Dossett discussed some possible ideas for the open space, but said none of the plans have been discussed any further.
The neighborhood association isn’t the only one expressing concerns about the demolition.
The neighborhood Facebook page is a place where neighbors and community members can share stories and opinions and issue in the community.
When the topic of this demolition came to the discussion, there were 19 comments discussing the issue.
There are mixed opinions among neighbors, but some that live nearby are concerned that the expansion of the park may keep spreading.
Kathleen Jones has lived in Historic East Urbana for 15 years and fears that projects like this may keep spreading, leading to a decrease in historical houses.
“I’m sure the opinions are mixed.
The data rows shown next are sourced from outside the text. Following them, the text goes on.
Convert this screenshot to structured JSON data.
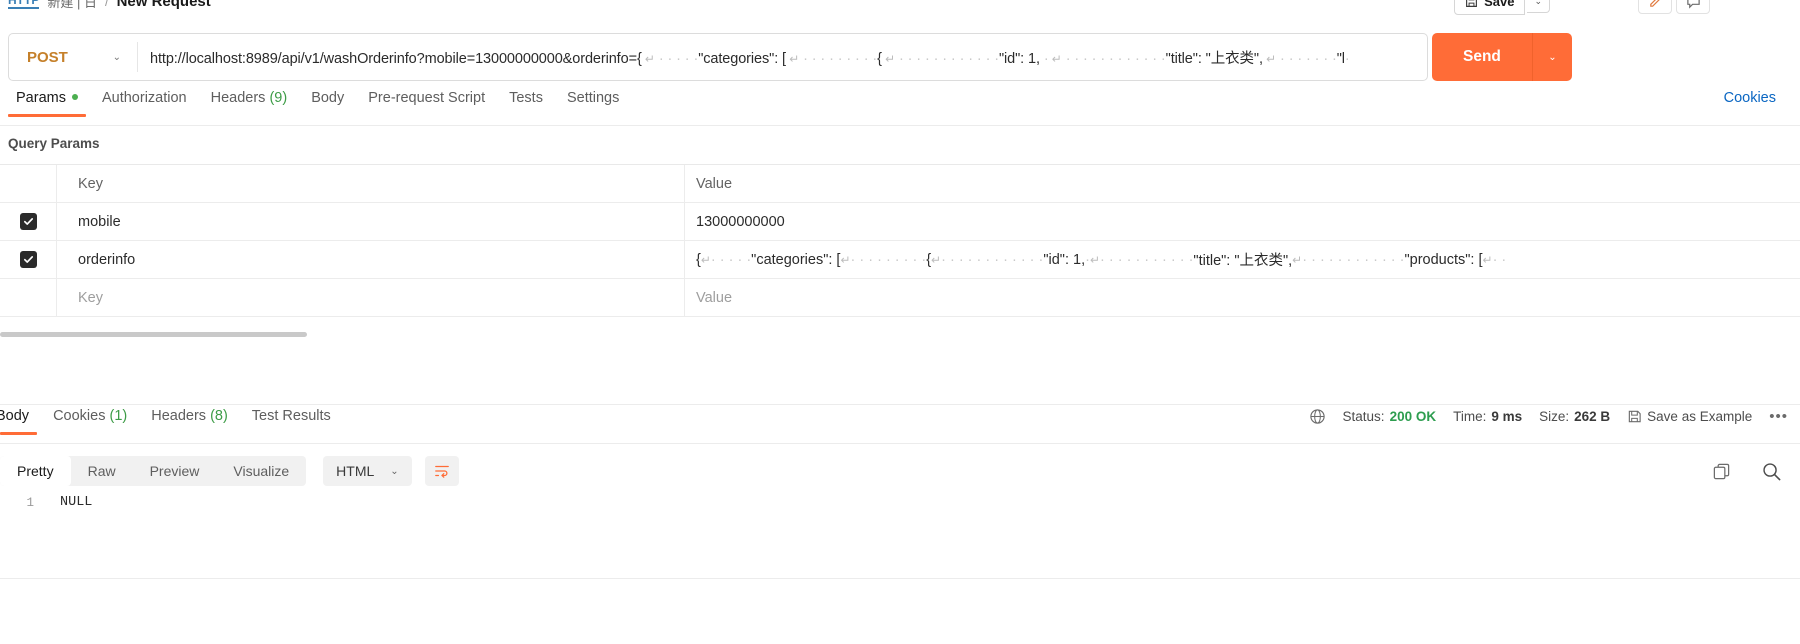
{
  "breadcrumb": {
    "logo": "HTTP",
    "collection": "新建 | 日",
    "separator": "/",
    "title": "New Request"
  },
  "toolbar": {
    "save_label": "Save",
    "save_caret": "⌄",
    "edit_icon": "pencil-icon",
    "comment_icon": "comment-icon"
  },
  "request": {
    "method": "POST",
    "method_caret": "⌄",
    "url_prefix": "http://localhost:8989/api/v1/washOrderinfo?mobile=13000000000&orderinfo={",
    "url_seg_categories": "\"categories\": [",
    "url_seg_brace": "{",
    "url_seg_id": "\"id\": 1,",
    "url_seg_title": "\"title\": \"上衣类\",",
    "url_seg_tail": "\"l",
    "send_label": "Send",
    "send_caret": "⌄"
  },
  "request_tabs": [
    {
      "label": "Params",
      "active": true,
      "dot": true
    },
    {
      "label": "Authorization",
      "active": false
    },
    {
      "label": "Headers",
      "active": false,
      "count": "(9)"
    },
    {
      "label": "Body",
      "active": false
    },
    {
      "label": "Pre-request Script",
      "active": false
    },
    {
      "label": "Tests",
      "active": false
    },
    {
      "label": "Settings",
      "active": false
    }
  ],
  "cookies_link": "Cookies",
  "query_params": {
    "section_title": "Query Params",
    "headers": {
      "key": "Key",
      "value": "Value"
    },
    "rows": [
      {
        "checked": true,
        "key": "mobile",
        "value": "13000000000",
        "placeholder": false
      },
      {
        "checked": true,
        "key": "orderinfo",
        "value_segments": [
          "{",
          "\"categories\": [",
          "{",
          "\"id\": 1,",
          "\"title\": \"上衣类\",",
          "\"products\": ["
        ],
        "placeholder": false
      },
      {
        "checked": false,
        "key": "Key",
        "value": "Value",
        "placeholder": true
      }
    ]
  },
  "response_tabs": [
    {
      "label": "Body",
      "active": true
    },
    {
      "label": "Cookies",
      "active": false,
      "count": "(1)"
    },
    {
      "label": "Headers",
      "active": false,
      "count": "(8)"
    },
    {
      "label": "Test Results",
      "active": false
    }
  ],
  "response_meta": {
    "globe_icon": "globe-icon",
    "status_label": "Status:",
    "status_value": "200 OK",
    "time_label": "Time:",
    "time_value": "9 ms",
    "size_label": "Size:",
    "size_value": "262 B",
    "save_example_icon": "save-icon",
    "save_example_label": "Save as Example",
    "more_icon": "more-options-icon"
  },
  "viewer": {
    "modes": [
      {
        "label": "Pretty",
        "active": true
      },
      {
        "label": "Raw",
        "active": false
      },
      {
        "label": "Preview",
        "active": false
      },
      {
        "label": "Visualize",
        "active": false
      }
    ],
    "format": "HTML",
    "format_caret": "⌄",
    "wrap_icon": "wrap-lines-icon",
    "copy_icon": "copy-icon",
    "search_icon": "search-icon"
  },
  "body_content": {
    "lines": [
      {
        "number": "1",
        "text": "NULL"
      }
    ]
  },
  "colors": {
    "accent": "#ff6c37",
    "method": "#c5802a",
    "link": "#0a66c2",
    "success": "#2d9d4f",
    "count": "#3d9c47"
  }
}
Anschick’s First Neighborhood Association disbanded in September without a replacement neighborhood association, leaving a group of residents without representation within the community.
These residents live in single-family homes, most occupied by one or two people on average, according to the U.S. Census in 2010. As a working-class area, homes are moderately kept and there is little crime in the area in comparison to other parts of the city.
In the past 6 months, there have been 56 violent crimes, most of which were assault and domestic violence-related offenses. Urbana police reports also show a plethora of break-ins and domestic violence.
While Dibenedetto acknowledges that violence is an issue, she says that efforts have been made in the community to decrease violence in all forms, including a new name change.
The former two-way road is temporarily a one-way, with drivers waiting for their turn to cross on either side of a traffic signal. Streets intersecting streets like Bradley Avenue and Bellefontaine Street have been closed off completely. Because of this, residents have had to inevitably traverse through traffic build-ups created on the road just to enter and exit their community.
Only one house on the north side of Hedge Road has been demolished. Several more have been vacated recently, with the rest still being occupied.
Yet by 2022, all of the 46 properties on the three-block section are scheduled for demolition and purchase by the City of Champaign, in order to make way for a drainage pond to be built between Hedge Road and the Norfolk Southern railroad tracks.
The neighborhood was zoned “light industrial.” This ordinance prohibited any resident from making any substantial repairs to their home. This was over 45 years ago. Today, despite news articles and the efforts of James and his former colleagues, Wilbur Heights remains a “hodge-podge” of residential and commercial properties.